Couldn’t a Federal Health Board layout regulations for private insurers, telling them what they can and cannot cover? A Board could lay out minimal standards for what must be covered in an insurance package. But micro-managing private coverage, often on a case by case, drug by drug, procedure by procedure basis, would turn into a bureaucratic nightmare. Think of the how much time hospitals and doctors now spend negotiating approvals with private insurers.
By contrast, Medicare has managed to make it clear what it will and won’t cover without endless wrangling. A public-sector insurance plan should be able to do the same.
This is why it does make a difference whether or not we have a public sector insurer. Privately, some for-profit insures have told MedPac that they never again want to be on the front lines of “managing care.” But if Medicare—and a public-sector option—would provide cover, they would happily follow whatever precedents it set. If a public sector plan refused to cover Vioxx, deeming the risks too great for patients, , they would refuse payment for Vioxx. If the public-sector plan refused to cover bone-marrow transplants for breast cancer patients, knowing that there was no evidence the procedure saved lives—or even extended lives by one day—private insurers would follow suit. But this would be voluntary; the government would not be making case-by-case decisions for insurers, telling them what they couldn’t cover.
At the same time, if private-sector insurers wanted to compete with the public-sector option on both price and quality, they would have to focus on making wiser coverage decisions that would lead to better outcomes. This means paying attention to comparative effectiveness research and covering what patients really need rather than what drug-companies tell them that they should have. Public sector insurers could serve as a model for private-sector insurers that want to life quality while reining in costs.

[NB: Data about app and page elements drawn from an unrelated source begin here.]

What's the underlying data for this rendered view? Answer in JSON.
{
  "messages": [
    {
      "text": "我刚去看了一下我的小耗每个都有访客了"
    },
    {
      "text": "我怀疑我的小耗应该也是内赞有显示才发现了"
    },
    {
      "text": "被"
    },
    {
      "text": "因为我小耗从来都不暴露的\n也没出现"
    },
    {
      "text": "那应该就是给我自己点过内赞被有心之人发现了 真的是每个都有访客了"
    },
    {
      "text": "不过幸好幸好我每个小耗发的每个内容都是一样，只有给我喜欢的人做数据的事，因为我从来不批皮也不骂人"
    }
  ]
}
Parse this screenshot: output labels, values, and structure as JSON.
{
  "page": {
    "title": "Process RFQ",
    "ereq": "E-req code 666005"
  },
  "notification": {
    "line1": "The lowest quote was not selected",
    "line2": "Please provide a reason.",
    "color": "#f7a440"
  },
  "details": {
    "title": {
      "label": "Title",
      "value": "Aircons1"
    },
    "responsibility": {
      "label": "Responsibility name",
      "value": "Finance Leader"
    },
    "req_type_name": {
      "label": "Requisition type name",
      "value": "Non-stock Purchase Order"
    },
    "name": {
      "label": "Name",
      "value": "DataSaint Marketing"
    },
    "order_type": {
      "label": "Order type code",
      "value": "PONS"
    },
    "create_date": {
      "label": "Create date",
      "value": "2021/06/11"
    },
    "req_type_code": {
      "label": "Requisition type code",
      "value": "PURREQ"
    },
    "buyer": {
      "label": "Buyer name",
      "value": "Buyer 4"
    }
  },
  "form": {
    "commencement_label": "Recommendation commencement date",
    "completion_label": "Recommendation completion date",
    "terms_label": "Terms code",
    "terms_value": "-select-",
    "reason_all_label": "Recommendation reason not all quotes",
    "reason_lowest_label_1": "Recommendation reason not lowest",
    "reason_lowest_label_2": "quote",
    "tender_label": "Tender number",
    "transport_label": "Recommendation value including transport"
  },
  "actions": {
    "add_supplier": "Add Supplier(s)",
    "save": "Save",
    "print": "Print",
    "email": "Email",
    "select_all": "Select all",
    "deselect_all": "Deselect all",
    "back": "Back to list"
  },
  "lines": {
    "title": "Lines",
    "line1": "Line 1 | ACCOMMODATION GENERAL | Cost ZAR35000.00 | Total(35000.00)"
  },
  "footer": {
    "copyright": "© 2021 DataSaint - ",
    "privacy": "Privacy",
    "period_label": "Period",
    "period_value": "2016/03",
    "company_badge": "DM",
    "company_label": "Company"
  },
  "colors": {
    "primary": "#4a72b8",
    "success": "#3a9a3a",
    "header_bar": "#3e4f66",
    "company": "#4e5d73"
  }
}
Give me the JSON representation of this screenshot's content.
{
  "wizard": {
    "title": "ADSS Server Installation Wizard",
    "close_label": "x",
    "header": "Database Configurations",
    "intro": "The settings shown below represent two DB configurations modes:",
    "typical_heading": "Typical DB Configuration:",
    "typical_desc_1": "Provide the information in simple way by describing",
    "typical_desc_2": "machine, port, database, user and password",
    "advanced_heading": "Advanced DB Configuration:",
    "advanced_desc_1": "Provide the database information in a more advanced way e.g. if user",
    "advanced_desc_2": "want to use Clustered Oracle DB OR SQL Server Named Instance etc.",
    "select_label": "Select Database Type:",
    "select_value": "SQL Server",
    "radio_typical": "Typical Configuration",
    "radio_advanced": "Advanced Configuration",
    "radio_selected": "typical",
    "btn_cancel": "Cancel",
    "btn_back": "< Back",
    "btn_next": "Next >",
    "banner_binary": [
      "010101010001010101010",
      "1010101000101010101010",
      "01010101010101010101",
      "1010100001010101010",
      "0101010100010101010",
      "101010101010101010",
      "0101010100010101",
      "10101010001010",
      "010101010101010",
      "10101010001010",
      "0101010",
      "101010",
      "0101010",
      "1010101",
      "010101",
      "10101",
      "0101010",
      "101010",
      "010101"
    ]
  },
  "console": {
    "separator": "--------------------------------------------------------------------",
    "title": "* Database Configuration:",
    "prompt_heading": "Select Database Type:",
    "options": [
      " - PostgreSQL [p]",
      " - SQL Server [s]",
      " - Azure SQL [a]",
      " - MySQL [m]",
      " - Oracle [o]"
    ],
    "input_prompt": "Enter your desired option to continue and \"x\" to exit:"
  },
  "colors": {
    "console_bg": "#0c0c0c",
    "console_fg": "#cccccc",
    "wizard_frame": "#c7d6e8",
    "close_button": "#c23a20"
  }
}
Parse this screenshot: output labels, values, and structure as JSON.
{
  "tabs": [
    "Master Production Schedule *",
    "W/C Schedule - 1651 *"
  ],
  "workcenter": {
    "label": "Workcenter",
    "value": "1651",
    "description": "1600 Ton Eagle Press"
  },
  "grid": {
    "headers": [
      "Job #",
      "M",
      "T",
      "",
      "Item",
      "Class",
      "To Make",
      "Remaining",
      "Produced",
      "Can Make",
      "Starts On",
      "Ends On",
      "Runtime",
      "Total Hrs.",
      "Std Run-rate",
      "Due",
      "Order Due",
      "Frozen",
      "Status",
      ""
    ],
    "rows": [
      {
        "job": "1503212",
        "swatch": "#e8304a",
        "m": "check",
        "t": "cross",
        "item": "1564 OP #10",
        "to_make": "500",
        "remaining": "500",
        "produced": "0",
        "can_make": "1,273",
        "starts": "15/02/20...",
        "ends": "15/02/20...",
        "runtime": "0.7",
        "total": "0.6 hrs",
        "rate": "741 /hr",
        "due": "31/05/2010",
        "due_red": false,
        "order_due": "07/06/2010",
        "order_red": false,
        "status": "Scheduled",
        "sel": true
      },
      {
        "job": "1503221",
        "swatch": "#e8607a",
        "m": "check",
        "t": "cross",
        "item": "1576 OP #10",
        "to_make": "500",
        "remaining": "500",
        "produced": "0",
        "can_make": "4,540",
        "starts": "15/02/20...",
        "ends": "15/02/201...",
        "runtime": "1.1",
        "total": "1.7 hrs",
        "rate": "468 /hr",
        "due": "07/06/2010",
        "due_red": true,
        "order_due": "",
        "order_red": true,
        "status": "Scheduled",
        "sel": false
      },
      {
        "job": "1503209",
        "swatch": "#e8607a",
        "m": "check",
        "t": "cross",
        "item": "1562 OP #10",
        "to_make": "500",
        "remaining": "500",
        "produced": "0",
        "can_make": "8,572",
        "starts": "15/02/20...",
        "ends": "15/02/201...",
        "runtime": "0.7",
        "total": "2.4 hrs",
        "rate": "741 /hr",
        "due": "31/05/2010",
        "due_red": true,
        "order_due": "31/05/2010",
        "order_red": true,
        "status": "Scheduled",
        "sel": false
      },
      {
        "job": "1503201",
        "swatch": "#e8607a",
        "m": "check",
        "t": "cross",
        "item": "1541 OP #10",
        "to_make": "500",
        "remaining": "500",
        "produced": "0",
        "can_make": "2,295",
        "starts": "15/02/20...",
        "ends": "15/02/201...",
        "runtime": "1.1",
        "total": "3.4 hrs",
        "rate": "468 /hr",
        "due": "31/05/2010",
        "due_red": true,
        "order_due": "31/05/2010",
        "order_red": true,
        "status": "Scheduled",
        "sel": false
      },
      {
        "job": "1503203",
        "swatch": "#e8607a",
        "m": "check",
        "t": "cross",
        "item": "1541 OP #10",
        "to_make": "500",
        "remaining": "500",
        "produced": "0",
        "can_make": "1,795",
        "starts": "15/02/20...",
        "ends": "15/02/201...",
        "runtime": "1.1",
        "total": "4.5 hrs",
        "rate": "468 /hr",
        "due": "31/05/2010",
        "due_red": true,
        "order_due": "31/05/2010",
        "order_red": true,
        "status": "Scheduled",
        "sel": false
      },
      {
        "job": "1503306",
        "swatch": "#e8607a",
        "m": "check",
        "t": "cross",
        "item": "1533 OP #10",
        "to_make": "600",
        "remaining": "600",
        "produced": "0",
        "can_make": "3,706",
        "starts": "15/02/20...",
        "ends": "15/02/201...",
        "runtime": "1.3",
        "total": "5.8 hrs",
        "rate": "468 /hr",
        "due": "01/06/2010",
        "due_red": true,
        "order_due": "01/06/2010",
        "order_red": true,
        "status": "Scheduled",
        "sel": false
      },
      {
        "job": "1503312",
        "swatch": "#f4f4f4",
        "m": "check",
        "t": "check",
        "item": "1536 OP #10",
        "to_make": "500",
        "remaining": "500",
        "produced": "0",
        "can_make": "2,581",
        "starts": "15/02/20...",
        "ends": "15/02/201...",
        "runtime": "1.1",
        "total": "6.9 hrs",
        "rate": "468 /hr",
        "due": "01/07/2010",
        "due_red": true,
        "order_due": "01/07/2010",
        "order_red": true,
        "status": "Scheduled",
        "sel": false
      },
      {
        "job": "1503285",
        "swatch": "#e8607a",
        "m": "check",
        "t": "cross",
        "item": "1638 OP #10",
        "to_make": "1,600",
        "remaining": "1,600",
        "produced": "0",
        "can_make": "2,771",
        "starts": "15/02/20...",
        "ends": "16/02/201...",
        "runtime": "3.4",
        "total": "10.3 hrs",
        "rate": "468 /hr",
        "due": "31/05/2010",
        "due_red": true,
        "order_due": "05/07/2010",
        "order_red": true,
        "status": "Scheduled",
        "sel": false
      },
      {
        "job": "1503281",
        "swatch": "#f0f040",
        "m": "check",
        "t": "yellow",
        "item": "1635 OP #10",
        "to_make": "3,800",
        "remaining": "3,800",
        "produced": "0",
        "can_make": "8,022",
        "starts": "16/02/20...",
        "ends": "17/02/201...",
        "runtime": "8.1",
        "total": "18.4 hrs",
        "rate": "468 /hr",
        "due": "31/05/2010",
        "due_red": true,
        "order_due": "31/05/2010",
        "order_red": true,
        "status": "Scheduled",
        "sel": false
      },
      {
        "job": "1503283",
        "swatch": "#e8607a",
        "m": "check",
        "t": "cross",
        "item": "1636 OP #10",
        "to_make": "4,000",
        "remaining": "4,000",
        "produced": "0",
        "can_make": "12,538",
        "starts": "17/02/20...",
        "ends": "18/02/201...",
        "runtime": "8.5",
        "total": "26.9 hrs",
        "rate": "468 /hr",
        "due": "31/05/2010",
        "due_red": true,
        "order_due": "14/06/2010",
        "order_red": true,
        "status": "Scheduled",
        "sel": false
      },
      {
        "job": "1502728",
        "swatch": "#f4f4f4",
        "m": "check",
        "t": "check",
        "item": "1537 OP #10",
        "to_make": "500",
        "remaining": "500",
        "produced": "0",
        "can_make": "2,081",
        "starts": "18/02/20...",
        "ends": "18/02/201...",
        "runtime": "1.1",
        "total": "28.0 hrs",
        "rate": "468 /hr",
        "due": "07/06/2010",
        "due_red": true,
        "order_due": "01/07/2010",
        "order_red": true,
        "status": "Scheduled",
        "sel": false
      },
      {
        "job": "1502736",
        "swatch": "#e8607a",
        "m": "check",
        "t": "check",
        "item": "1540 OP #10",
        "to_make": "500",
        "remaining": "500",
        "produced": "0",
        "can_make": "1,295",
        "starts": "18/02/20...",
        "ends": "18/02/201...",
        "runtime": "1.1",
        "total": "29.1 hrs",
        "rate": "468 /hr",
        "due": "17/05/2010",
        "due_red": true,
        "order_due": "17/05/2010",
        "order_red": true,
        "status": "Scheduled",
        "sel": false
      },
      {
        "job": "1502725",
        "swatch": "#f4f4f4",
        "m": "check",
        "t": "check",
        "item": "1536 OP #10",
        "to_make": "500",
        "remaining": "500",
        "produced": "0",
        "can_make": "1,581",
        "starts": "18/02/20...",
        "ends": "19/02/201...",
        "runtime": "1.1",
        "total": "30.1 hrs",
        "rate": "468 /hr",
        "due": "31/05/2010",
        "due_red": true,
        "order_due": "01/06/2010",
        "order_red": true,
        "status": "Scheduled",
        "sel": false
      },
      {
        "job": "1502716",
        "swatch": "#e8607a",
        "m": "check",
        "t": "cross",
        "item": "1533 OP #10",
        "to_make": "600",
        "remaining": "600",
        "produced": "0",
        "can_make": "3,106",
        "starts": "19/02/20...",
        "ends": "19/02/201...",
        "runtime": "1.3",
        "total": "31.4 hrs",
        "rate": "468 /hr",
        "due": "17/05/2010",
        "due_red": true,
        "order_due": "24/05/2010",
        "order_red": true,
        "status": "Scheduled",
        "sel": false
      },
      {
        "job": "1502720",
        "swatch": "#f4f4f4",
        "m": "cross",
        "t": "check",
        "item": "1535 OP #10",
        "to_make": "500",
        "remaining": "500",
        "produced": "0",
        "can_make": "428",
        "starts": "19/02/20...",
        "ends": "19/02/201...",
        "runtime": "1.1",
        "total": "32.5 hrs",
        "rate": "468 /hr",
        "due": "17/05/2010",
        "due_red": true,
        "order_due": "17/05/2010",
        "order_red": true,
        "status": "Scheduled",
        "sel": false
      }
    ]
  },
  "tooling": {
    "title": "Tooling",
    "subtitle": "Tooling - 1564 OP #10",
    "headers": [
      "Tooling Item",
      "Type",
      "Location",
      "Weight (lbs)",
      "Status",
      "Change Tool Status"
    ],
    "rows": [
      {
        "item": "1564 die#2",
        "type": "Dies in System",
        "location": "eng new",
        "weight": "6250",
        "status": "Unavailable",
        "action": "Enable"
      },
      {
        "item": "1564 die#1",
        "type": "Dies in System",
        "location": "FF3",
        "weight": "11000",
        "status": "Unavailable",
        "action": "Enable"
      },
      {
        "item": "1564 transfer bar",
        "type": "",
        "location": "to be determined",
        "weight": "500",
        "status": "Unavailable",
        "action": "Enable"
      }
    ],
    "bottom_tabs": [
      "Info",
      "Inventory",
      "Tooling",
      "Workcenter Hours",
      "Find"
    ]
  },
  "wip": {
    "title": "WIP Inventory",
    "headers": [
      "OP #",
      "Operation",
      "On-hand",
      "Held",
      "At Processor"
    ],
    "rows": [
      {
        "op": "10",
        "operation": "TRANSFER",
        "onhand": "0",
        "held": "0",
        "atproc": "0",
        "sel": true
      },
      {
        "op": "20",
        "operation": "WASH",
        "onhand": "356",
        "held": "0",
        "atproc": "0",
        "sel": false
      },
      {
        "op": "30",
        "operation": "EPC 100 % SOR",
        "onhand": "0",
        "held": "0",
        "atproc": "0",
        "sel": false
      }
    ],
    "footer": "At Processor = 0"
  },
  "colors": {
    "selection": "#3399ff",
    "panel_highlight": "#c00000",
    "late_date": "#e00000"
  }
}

In the end, only government has the standing—and the responsibility—to appoint unbiased medical experts to set the standards that will best serve the public good. Corporate America was never elected to do that.